>>>

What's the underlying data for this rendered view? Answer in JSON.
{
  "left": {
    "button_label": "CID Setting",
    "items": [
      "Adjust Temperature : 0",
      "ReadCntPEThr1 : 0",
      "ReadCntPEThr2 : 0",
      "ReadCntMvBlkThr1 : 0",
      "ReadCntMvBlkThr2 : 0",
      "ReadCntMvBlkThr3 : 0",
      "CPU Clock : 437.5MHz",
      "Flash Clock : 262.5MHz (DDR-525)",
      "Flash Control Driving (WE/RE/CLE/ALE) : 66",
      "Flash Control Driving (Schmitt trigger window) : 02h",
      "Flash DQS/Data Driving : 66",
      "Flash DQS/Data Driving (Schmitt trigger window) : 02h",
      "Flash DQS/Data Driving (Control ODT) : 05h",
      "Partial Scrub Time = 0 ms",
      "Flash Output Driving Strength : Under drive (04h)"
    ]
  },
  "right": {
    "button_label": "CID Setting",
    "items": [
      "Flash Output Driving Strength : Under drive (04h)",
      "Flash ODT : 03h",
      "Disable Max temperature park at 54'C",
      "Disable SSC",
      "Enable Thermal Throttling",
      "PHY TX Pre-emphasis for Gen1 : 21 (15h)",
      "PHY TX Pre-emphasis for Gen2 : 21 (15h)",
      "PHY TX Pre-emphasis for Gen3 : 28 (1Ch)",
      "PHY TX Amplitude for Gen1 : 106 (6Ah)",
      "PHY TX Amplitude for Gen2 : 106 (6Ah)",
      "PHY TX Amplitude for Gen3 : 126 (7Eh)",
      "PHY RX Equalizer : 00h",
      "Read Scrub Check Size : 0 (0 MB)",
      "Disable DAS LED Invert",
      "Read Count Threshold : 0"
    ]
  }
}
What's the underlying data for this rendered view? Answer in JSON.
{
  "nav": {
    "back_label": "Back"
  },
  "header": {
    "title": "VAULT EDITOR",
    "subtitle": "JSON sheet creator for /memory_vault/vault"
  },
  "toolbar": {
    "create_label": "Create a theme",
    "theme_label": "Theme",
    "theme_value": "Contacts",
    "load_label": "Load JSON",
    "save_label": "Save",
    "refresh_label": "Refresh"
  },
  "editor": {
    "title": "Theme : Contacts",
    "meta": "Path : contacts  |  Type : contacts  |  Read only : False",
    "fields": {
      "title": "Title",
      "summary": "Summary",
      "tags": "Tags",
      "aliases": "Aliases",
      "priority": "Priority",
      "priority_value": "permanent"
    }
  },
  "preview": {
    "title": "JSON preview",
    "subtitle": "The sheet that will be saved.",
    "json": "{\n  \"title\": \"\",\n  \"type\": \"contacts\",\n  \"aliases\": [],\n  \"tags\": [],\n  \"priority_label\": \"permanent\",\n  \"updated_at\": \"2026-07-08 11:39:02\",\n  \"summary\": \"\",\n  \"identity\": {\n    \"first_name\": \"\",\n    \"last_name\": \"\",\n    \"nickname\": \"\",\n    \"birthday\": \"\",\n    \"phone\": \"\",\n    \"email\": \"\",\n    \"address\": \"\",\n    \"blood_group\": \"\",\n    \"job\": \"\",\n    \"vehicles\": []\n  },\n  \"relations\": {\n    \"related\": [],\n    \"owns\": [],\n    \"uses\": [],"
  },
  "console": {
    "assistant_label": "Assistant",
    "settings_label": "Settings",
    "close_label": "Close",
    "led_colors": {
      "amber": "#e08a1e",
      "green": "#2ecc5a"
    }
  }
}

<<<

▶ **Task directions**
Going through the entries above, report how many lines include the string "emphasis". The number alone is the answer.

▶ **Expected answer**
3